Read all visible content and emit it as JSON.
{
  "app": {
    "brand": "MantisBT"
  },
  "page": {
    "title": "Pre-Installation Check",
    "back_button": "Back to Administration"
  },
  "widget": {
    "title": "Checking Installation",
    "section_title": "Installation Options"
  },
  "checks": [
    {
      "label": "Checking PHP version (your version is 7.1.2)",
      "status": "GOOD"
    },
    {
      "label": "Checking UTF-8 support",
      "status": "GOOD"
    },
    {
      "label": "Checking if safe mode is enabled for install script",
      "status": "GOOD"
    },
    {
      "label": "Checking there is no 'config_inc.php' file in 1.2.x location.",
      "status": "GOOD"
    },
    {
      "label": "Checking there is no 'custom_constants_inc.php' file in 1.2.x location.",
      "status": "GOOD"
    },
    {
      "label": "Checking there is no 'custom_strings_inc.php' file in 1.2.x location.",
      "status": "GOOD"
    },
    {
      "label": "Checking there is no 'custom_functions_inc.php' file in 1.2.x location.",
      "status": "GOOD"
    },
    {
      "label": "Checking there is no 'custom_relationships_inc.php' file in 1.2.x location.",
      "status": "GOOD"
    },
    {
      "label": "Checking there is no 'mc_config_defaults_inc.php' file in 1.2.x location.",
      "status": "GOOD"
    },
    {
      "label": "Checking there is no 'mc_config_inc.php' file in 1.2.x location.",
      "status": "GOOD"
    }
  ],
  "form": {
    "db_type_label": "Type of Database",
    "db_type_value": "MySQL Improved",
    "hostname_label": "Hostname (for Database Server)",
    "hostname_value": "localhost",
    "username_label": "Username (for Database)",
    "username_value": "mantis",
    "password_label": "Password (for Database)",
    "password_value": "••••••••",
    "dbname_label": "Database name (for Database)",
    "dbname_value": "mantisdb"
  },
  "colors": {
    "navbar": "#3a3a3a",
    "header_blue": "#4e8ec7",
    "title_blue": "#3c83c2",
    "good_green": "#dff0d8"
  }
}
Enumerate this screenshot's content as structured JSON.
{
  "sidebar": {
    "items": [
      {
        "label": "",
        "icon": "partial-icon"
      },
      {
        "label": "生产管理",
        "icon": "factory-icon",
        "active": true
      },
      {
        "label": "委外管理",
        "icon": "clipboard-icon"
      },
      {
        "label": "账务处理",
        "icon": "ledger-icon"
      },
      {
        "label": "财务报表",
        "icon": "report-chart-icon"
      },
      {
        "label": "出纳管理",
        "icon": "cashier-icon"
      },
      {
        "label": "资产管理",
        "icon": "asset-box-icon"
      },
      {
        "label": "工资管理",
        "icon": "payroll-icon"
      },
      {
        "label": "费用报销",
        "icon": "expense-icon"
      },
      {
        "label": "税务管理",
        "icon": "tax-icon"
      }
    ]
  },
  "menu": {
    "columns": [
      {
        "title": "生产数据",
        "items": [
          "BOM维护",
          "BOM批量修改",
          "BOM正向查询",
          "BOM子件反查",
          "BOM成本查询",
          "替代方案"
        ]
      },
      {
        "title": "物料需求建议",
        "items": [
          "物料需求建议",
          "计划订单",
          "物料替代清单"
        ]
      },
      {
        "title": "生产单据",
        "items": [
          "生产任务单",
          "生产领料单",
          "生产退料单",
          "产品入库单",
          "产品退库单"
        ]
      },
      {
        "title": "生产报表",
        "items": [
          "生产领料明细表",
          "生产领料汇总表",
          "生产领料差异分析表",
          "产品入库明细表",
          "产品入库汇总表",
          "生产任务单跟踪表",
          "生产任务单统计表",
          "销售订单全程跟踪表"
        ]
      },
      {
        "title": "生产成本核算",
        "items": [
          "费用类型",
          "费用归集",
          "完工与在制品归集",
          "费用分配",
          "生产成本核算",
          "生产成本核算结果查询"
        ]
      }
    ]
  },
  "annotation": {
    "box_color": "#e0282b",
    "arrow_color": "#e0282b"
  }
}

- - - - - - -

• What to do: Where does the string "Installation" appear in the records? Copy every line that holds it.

• Solution to the exercise:
    "title": "Pre-Installation Check",
    "title": "Checking Installation",
    "section_title": "Installation Options"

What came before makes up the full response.